START Data extract

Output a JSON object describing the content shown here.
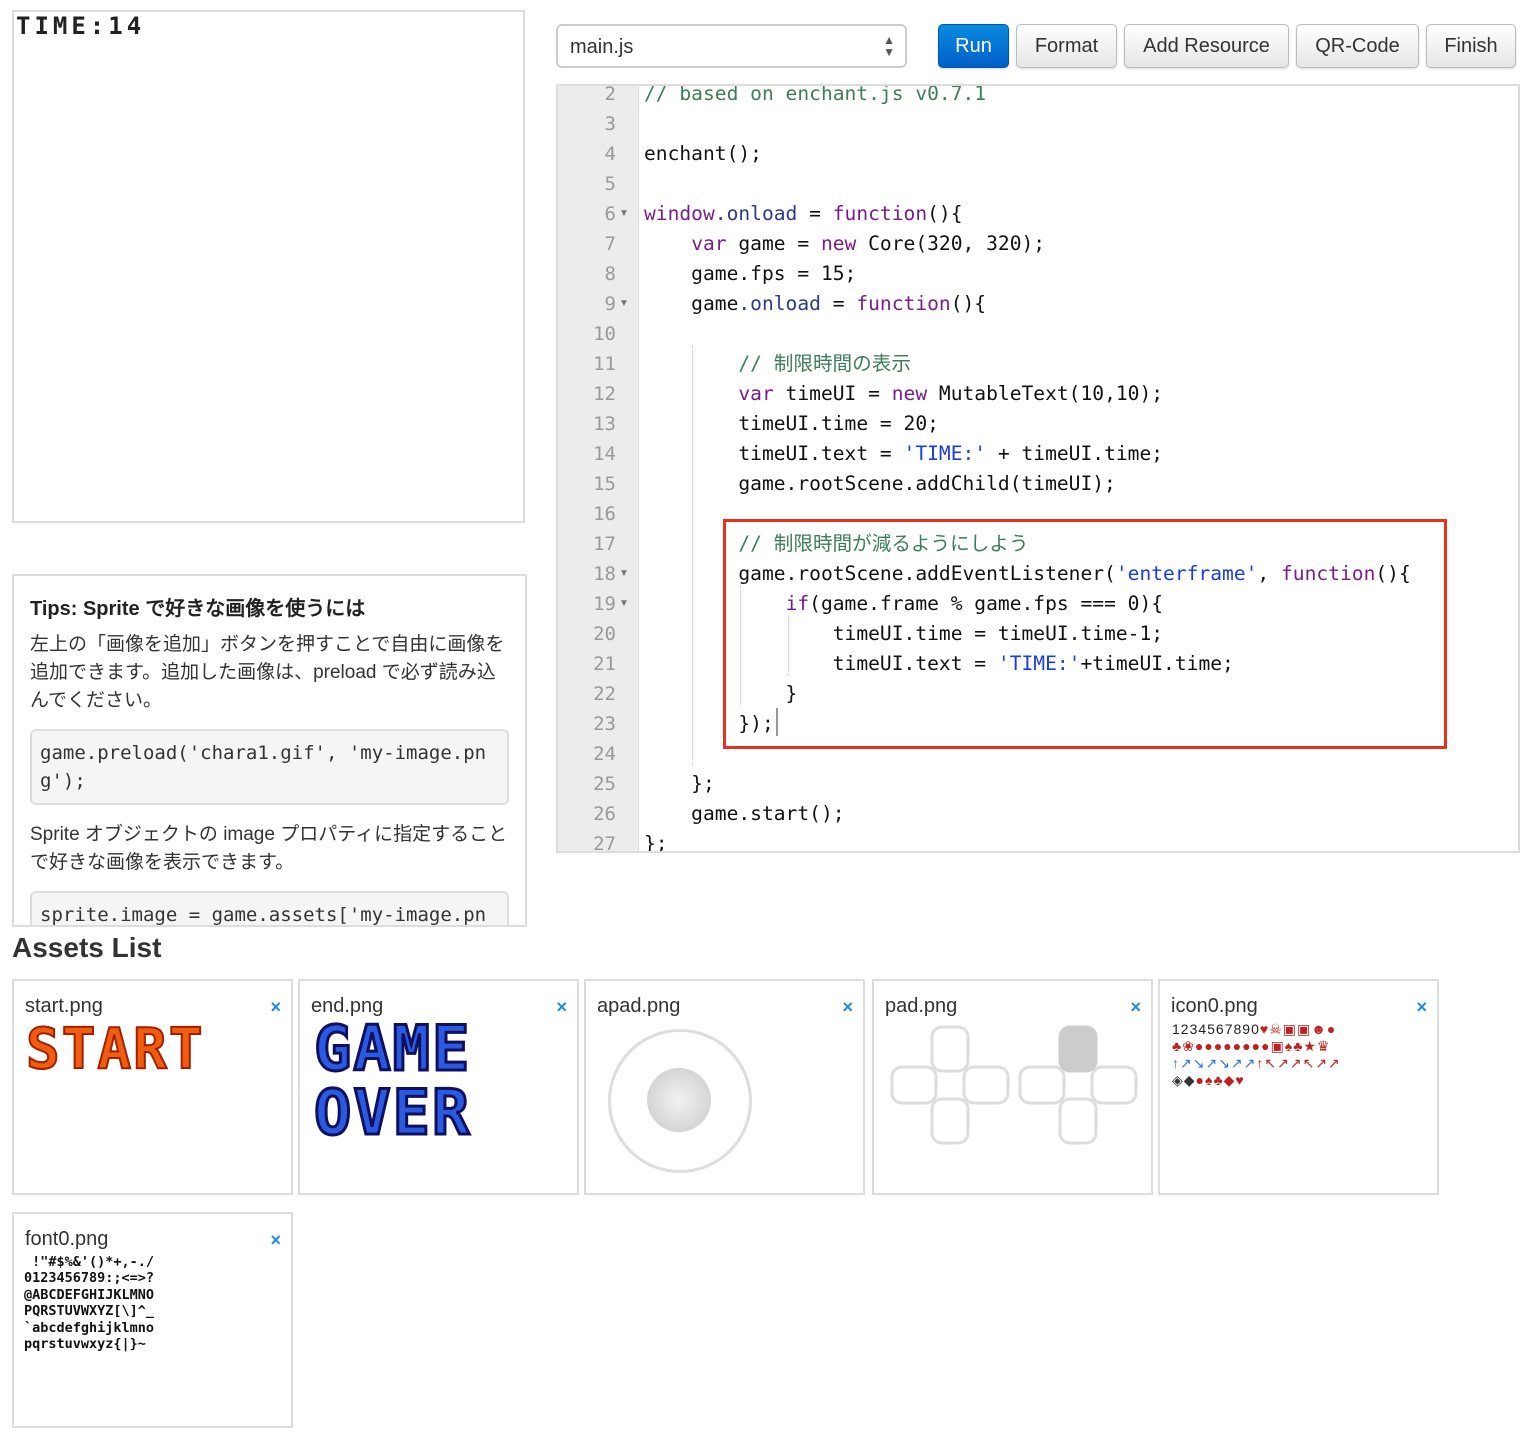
{
  "game_screen": {
    "time_label": "TIME:14"
  },
  "tips": {
    "title": "Tips: Sprite で好きな画像を使うには",
    "para1": "左上の「画像を追加」ボタンを押すことで自由に画像を追加できます。追加した画像は、preload で必ず読み込んでください。",
    "code1": "game.preload('chara1.gif', 'my-image.png');",
    "para2": "Sprite オブジェクトの image プロパティに指定することで好きな画像を表示できます。",
    "code2": "sprite.image = game.assets['my-image.png'];"
  },
  "toolbar": {
    "file_select": "main.js",
    "run": "Run",
    "format": "Format",
    "add_resource": "Add Resource",
    "qr_code": "QR-Code",
    "finish": "Finish",
    "accent": "#0a74d6"
  },
  "editor": {
    "colors": {
      "comment": "#3c7d5a",
      "keyword": "#7a1c8c",
      "property": "#2a3a8a",
      "string": "#1a3ce0",
      "plain": "#111111"
    },
    "lines": [
      {
        "n": "2",
        "tokens": [
          [
            "// based on enchant.js v0.7.1",
            "comment"
          ]
        ]
      },
      {
        "n": "3",
        "tokens": []
      },
      {
        "n": "4",
        "tokens": [
          [
            "enchant();",
            "plain"
          ]
        ]
      },
      {
        "n": "5",
        "tokens": []
      },
      {
        "n": "6",
        "fold": true,
        "tokens": [
          [
            "window",
            "keyword"
          ],
          [
            ".onload",
            "property"
          ],
          [
            " = ",
            "plain"
          ],
          [
            "function",
            "keyword"
          ],
          [
            "(){",
            "plain"
          ]
        ]
      },
      {
        "n": "7",
        "tokens": [
          [
            "    ",
            "plain"
          ],
          [
            "var",
            "keyword"
          ],
          [
            " game = ",
            "plain"
          ],
          [
            "new",
            "keyword"
          ],
          [
            " Core(320, 320);",
            "plain"
          ]
        ]
      },
      {
        "n": "8",
        "tokens": [
          [
            "    game.fps = 15;",
            "plain"
          ]
        ]
      },
      {
        "n": "9",
        "fold": true,
        "tokens": [
          [
            "    game",
            "plain"
          ],
          [
            ".onload",
            "property"
          ],
          [
            " = ",
            "plain"
          ],
          [
            "function",
            "keyword"
          ],
          [
            "(){",
            "plain"
          ]
        ]
      },
      {
        "n": "10",
        "tokens": []
      },
      {
        "n": "11",
        "tokens": [
          [
            "        // 制限時間の表示",
            "comment"
          ]
        ]
      },
      {
        "n": "12",
        "tokens": [
          [
            "        ",
            "plain"
          ],
          [
            "var",
            "keyword"
          ],
          [
            " timeUI = ",
            "plain"
          ],
          [
            "new",
            "keyword"
          ],
          [
            " MutableText(10,10);",
            "plain"
          ]
        ]
      },
      {
        "n": "13",
        "tokens": [
          [
            "        timeUI.time = 20;",
            "plain"
          ]
        ]
      },
      {
        "n": "14",
        "tokens": [
          [
            "        timeUI.text = ",
            "plain"
          ],
          [
            "'TIME:'",
            "string"
          ],
          [
            " + timeUI.time;",
            "plain"
          ]
        ]
      },
      {
        "n": "15",
        "tokens": [
          [
            "        game.rootScene.addChild(timeUI);",
            "plain"
          ]
        ]
      },
      {
        "n": "16",
        "tokens": []
      },
      {
        "n": "17",
        "tokens": [
          [
            "        // 制限時間が減るようにしよう",
            "comment"
          ]
        ]
      },
      {
        "n": "18",
        "fold": true,
        "tokens": [
          [
            "        game.rootScene.addEventListener(",
            "plain"
          ],
          [
            "'enterframe'",
            "string"
          ],
          [
            ", ",
            "plain"
          ],
          [
            "function",
            "keyword"
          ],
          [
            "(){",
            "plain"
          ]
        ]
      },
      {
        "n": "19",
        "fold": true,
        "tokens": [
          [
            "            ",
            "plain"
          ],
          [
            "if",
            "keyword"
          ],
          [
            "(game.frame % game.fps === 0){",
            "plain"
          ]
        ]
      },
      {
        "n": "20",
        "tokens": [
          [
            "                timeUI.time = timeUI.time-1;",
            "plain"
          ]
        ]
      },
      {
        "n": "21",
        "tokens": [
          [
            "                timeUI.text = ",
            "plain"
          ],
          [
            "'TIME:'",
            "string"
          ],
          [
            "+timeUI.time;",
            "plain"
          ]
        ]
      },
      {
        "n": "22",
        "tokens": [
          [
            "            }",
            "plain"
          ]
        ]
      },
      {
        "n": "23",
        "tokens": [
          [
            "        });",
            "plain"
          ]
        ]
      },
      {
        "n": "24",
        "tokens": []
      },
      {
        "n": "25",
        "tokens": [
          [
            "    };",
            "plain"
          ]
        ]
      },
      {
        "n": "26",
        "tokens": [
          [
            "    game.start();",
            "plain"
          ]
        ]
      },
      {
        "n": "27",
        "tokens": [
          [
            "};",
            "plain"
          ]
        ]
      }
    ],
    "highlight_color": "#e8321c"
  },
  "assets": {
    "title": "Assets List",
    "remove_icon": "×",
    "items": [
      {
        "name": "start.png",
        "logo_text": "START"
      },
      {
        "name": "end.png",
        "logo_text": "GAME OVER"
      },
      {
        "name": "apad.png"
      },
      {
        "name": "pad.png"
      },
      {
        "name": "icon0.png"
      },
      {
        "name": "font0.png",
        "glyph_rows": [
          " !\"#$%&'()*+,-./",
          "0123456789:;<=>?",
          "@ABCDEFGHIJKLMNO",
          "PQRSTUVWXYZ[\\]^_",
          "`abcdefghijklmno",
          "pqrstuvwxyz{|}~"
        ]
      }
    ]
  }
}
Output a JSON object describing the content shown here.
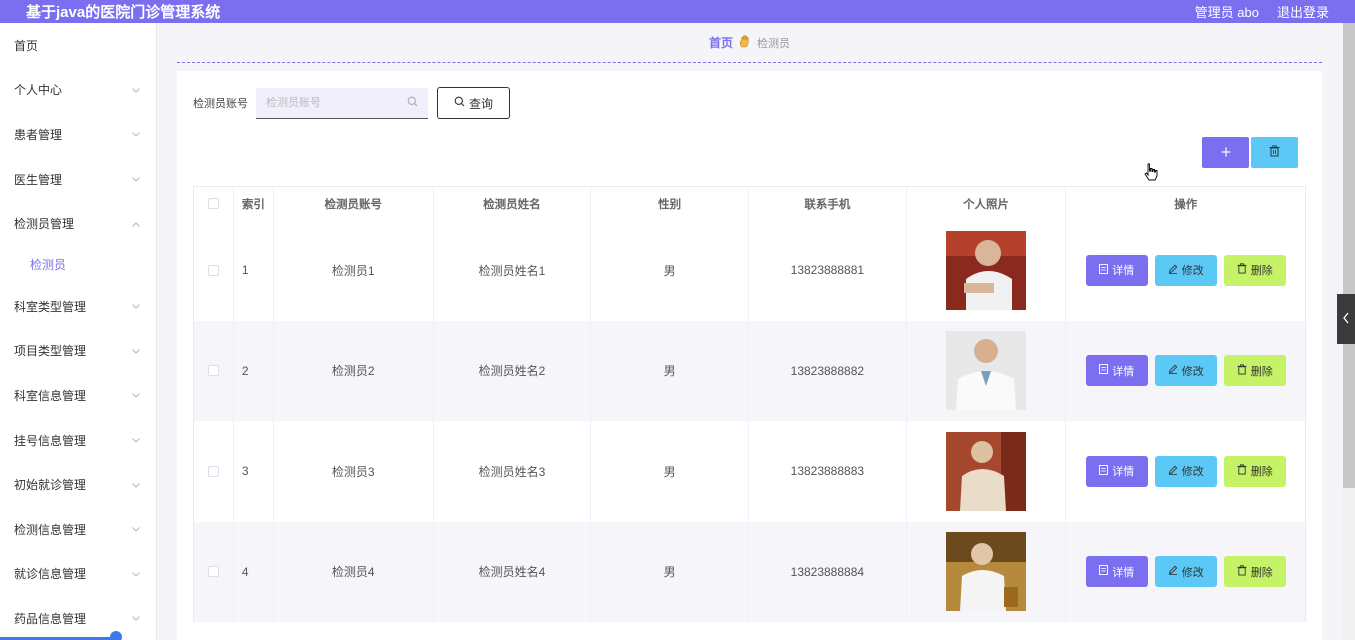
{
  "header": {
    "app_title": "基于java的医院门诊管理系统",
    "user_label": "管理员 abo",
    "logout_label": "退出登录"
  },
  "sidebar": {
    "items": [
      {
        "label": "首页",
        "chevron": ""
      },
      {
        "label": "个人中心",
        "chevron": "down"
      },
      {
        "label": "患者管理",
        "chevron": "down"
      },
      {
        "label": "医生管理",
        "chevron": "down"
      },
      {
        "label": "检测员管理",
        "chevron": "up"
      },
      {
        "label": "检测员",
        "chevron": "",
        "sub": true,
        "active": true
      },
      {
        "label": "科室类型管理",
        "chevron": "down"
      },
      {
        "label": "项目类型管理",
        "chevron": "down"
      },
      {
        "label": "科室信息管理",
        "chevron": "down"
      },
      {
        "label": "挂号信息管理",
        "chevron": "down"
      },
      {
        "label": "初始就诊管理",
        "chevron": "down"
      },
      {
        "label": "检测信息管理",
        "chevron": "down"
      },
      {
        "label": "就诊信息管理",
        "chevron": "down"
      },
      {
        "label": "药品信息管理",
        "chevron": "down"
      }
    ]
  },
  "breadcrumb": {
    "home": "首页",
    "current": "检测员"
  },
  "search": {
    "label": "检测员账号",
    "placeholder": "检测员账号",
    "value": "",
    "button_label": "查询"
  },
  "table": {
    "columns": [
      "索引",
      "检测员账号",
      "检测员姓名",
      "性别",
      "联系手机",
      "个人照片",
      "操作"
    ],
    "rows": [
      {
        "index": "1",
        "account": "检测员1",
        "name": "检测员姓名1",
        "gender": "男",
        "phone": "13823888881"
      },
      {
        "index": "2",
        "account": "检测员2",
        "name": "检测员姓名2",
        "gender": "男",
        "phone": "13823888882"
      },
      {
        "index": "3",
        "account": "检测员3",
        "name": "检测员姓名3",
        "gender": "男",
        "phone": "13823888883"
      },
      {
        "index": "4",
        "account": "检测员4",
        "name": "检测员姓名4",
        "gender": "男",
        "phone": "13823888884"
      }
    ],
    "actions": {
      "detail": "详情",
      "edit": "修改",
      "delete": "删除"
    }
  },
  "colors": {
    "accent": "#7b6ff0",
    "edit": "#5bc8f5",
    "delete": "#c5f266"
  }
}
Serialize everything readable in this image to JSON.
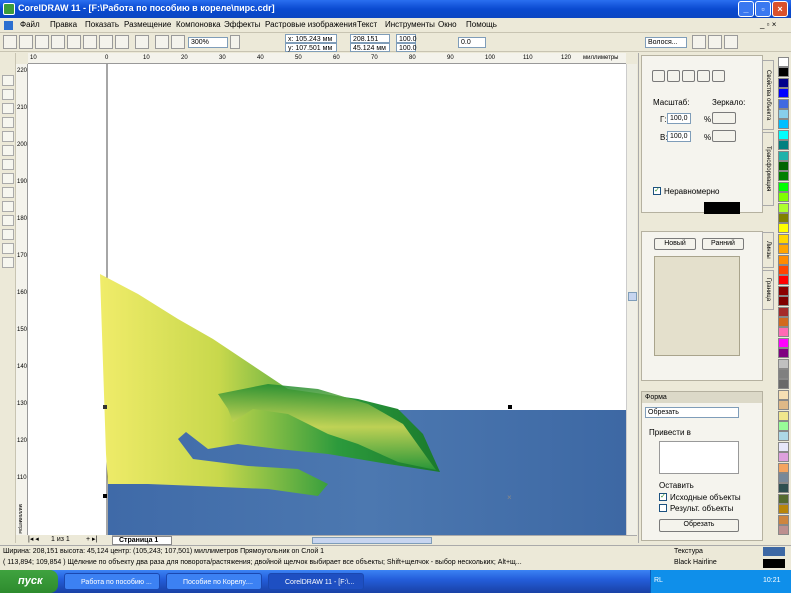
{
  "window": {
    "title": "CorelDRAW 11 - [F:\\Работа по пособию в кореле\\пирс.cdr]"
  },
  "menu": [
    "Файл",
    "Правка",
    "Показать",
    "Размещение",
    "Компоновка",
    "Эффекты",
    "Растровые изображения",
    "Текст",
    "Инструменты",
    "Окно",
    "Помощь"
  ],
  "toolbar": {
    "zoom": "300%",
    "x": "x: 105.243 мм",
    "y": "y: 107.501 мм",
    "w": "208.151 м...",
    "h": "45.124 мм",
    "sx": "100.0",
    "sy": "100.0",
    "angle": "0.0",
    "outline": "Волося..."
  },
  "hruler": {
    "unit": "миллиметры",
    "ticks": [
      "10",
      "0",
      "10",
      "20",
      "30",
      "40",
      "50",
      "60",
      "70",
      "80",
      "90",
      "100",
      "110",
      "120"
    ]
  },
  "vruler": {
    "ticks": [
      "220",
      "210",
      "200",
      "190",
      "180",
      "170",
      "160",
      "150",
      "140",
      "130",
      "120",
      "110"
    ],
    "unit": "миллиметры"
  },
  "pages": {
    "counter": "1 из 1",
    "tab": "Страница 1"
  },
  "transform": {
    "scale_label": "Масштаб:",
    "mirror_label": "Зеркало:",
    "h_label": "Г:",
    "v_label": "В:",
    "h": "100,0",
    "v": "100,0",
    "pct": "%",
    "nonprop": "Неравномерно"
  },
  "vtabs": [
    "Свойства объекта",
    "Трансформация",
    "Линзы",
    "Граница"
  ],
  "lens": {
    "new": "Новый",
    "early": "Ранний"
  },
  "shaping": {
    "title": "Форма",
    "mode": "Обрезать",
    "target_label": "Привести в",
    "keep_label": "Оставить",
    "source": "Исходные объекты",
    "result": "Результ. объекты",
    "apply": "Обрезать"
  },
  "status": {
    "line1": "Ширина: 208,151  высота: 45,124  центр: (105,243; 107,501)  миллиметров       Прямоугольник on Слой 1",
    "line2": "( 113,894; 109,854 )     Щёлкние по объекту два раза для поворота/растяжения; двойной щелчок выбирает все объекты; Shift+щелчок - выбор нескольких; Alt+щ...",
    "fill": "Текстура",
    "outline": "Black  Hairline"
  },
  "taskbar": {
    "start": "пуск",
    "tasks": [
      "Работа по пособию ...",
      "Пособие по Корелу....",
      "CorelDRAW 11 - [F:\\..."
    ],
    "lang": "RL",
    "time": "10:21"
  },
  "colors": {
    "palette": [
      "#ffffff",
      "#000000",
      "#00008b",
      "#0000ff",
      "#4169e1",
      "#87ceeb",
      "#00bfff",
      "#00ffff",
      "#008080",
      "#20b2aa",
      "#006400",
      "#008000",
      "#00ff00",
      "#7fff00",
      "#adff2f",
      "#808000",
      "#ffff00",
      "#ffd700",
      "#ffa500",
      "#ff8c00",
      "#ff4500",
      "#ff0000",
      "#8b0000",
      "#800000",
      "#a52a2a",
      "#d2691e",
      "#ff69b4",
      "#ff00ff",
      "#800080",
      "#c0c0c0",
      "#808080",
      "#696969",
      "#f5deb3",
      "#deb887",
      "#f0e68c",
      "#98fb98",
      "#add8e6",
      "#e6e6fa",
      "#dda0dd",
      "#f4a460",
      "#778899",
      "#2f4f4f",
      "#556b2f",
      "#b8860b",
      "#cd853f",
      "#bc8f8f"
    ]
  }
}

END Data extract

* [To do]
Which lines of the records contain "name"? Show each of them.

* [Problem solution]
        "name": "start.png",
        "name": "end.png",
        "name": "apad.png"
        "name": "pad.png"
        "name": "icon0.png"
        "name": "font0.png",
        "name": "检测员姓名1",
        "name": "检测员姓名2",
        "name": "检测员姓名3",
        "name": "检测员姓名4",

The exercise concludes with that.